5.2 Control Frequency Adaptation

The typical RL setting deals with discrete-time problems that are obtained from the time discretization of a continuous-time problem [17]. Time discretization requires selecting a control frequency that is a design choice and represents, in all regards, configurable environmental parameter. This problem arises in several real-world domains, including robot control [14] and trading [25]. On one hand, we might be tempted to prefer high frequencies because they provide better control opportunities, leading to possibly more performing policies. However, in such a case, actions will last for a small time interval, thus, their effect on the environment will not be very clear. On the contrary, low frequencies sacrifice some control opportunities, but each action will last longer, making its effect more visible, with a possible benefit on the sample complexity. The question we address in this part of the dissertation [18] is whether we can exploit this trade-off to define a notion of optimal control frequency.

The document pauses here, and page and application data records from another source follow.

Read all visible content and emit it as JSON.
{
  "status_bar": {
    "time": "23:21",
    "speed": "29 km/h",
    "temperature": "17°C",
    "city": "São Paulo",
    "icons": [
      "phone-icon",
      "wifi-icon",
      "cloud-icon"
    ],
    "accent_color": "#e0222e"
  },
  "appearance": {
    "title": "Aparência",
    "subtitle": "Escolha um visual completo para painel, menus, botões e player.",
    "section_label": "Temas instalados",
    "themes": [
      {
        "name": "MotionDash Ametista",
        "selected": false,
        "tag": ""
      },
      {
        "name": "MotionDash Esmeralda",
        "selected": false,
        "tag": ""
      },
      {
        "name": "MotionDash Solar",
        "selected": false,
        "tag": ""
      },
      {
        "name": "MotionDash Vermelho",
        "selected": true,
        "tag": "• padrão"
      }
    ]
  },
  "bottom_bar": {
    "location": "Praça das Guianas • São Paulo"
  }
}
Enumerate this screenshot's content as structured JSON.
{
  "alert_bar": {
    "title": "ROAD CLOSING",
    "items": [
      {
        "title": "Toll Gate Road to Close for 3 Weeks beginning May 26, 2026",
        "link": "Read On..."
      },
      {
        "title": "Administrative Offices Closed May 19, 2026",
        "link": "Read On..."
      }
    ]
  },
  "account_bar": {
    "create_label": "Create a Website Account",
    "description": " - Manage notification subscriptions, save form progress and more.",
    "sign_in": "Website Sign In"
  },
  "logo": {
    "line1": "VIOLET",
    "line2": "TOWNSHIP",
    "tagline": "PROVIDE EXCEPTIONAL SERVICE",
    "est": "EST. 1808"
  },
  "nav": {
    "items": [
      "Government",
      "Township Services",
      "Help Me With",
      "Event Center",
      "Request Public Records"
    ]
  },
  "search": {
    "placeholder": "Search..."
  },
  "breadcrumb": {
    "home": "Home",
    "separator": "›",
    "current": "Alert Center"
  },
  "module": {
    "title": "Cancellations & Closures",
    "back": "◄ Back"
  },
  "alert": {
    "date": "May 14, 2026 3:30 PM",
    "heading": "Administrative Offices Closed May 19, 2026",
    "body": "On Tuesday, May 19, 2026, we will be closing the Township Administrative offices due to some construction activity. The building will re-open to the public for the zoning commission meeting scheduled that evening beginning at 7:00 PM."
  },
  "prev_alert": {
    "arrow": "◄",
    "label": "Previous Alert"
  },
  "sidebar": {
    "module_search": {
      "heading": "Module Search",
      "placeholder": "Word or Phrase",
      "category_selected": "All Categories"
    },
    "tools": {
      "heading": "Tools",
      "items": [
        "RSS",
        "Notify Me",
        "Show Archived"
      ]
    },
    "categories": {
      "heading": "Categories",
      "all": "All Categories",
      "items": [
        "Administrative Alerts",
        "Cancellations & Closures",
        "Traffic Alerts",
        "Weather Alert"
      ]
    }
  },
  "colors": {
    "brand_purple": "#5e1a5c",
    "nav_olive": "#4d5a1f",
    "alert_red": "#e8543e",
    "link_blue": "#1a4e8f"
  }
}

We propose to model the adaptation of the control frequency by means of action persistence [21], which consists in the repetition of each action for multiple k consecutive time steps. We focus on the trade-off in the choice of the persistence k. We first show that by increasing k, we give up control opportunities and, consequently, the optimal policy performance decreases. To visualize the beneficial effect of a large k on the sample complexity, we propose a novel algorithm, Persistent Fitted Q-Iterations (PFQI) [21]. PFQI is a batch RL algorithm and extends the classical Fitted Q-Iterations (FQI) [6] to account for action persistence. PFQI enjoys a sample complexity that decreases with the persistence k. Therefore, we observe that the optimal value of k depends on the number of samples (batch size) available for learning. Intuitively, when the batch size is large, we can afford a small value of k, whereas with few samples, we benefit from the regularization effect of using a high persistence. Furthermore, we propose a heuristic approach to suggest an approximately optimal value of k.

We tested PFQI on a simple forex trading simulator. In Fig. 5, we show the performance of the policy learned with PFQI for different batch sizes and different persistence values. First of all, we notice a generally improving trend as the batch size increases. If we look at small batch sizes, we observe that the best performance is obtained with high values of persistence (\(k=4\) or \(k=8\)), whereas as the batch size increases, the best performance is attained by small values of persistence, namely \(k=1\) for batch size 400.

Fig. 5
figure 5

Expected return as a function of the batch size in the forex experiment (10 runs, 95% c.i.)

6 Conclusions

In this contribution, we summarized the results of the Ph.D. dissertation [18]. We started by introducing the novel framework of the Conf-MDPs to model several real-world situations in which agent interacts with a configurator, entitled to modifying some environmental parameters. Then, we provided learning algorithms for the cooperative setting, showing that environment configuration can be beneficial for the performance of the agent’s policy. We have seen that knowing the agent’s policy space is important for suitably choosing an environment configuration and we presented an approach for identifying it from samples. Finally, we have studied the effects on the learning performance of a specific configurable environmental parameter, namely the control frequency.

We hope, with this dissertation, to have shed light on a novel topic of interest in the RL community. Numerous directions could be further explored. From the modelization standpoint, it would be worth considering the possibility of having multiple agents interacting with multiple configutators acting in the same environment. Concerning the learning problem, online approaches for searching for the best configuration in the cooperative setting should be investigated, while the learning problem for the non-cooperative setting has to be further deepened. Finally, concerning action persistence, our approach is limited to a fixed persistence. It would be interesting studying the possibility of having a control frequency that dynamically changes during the learning process.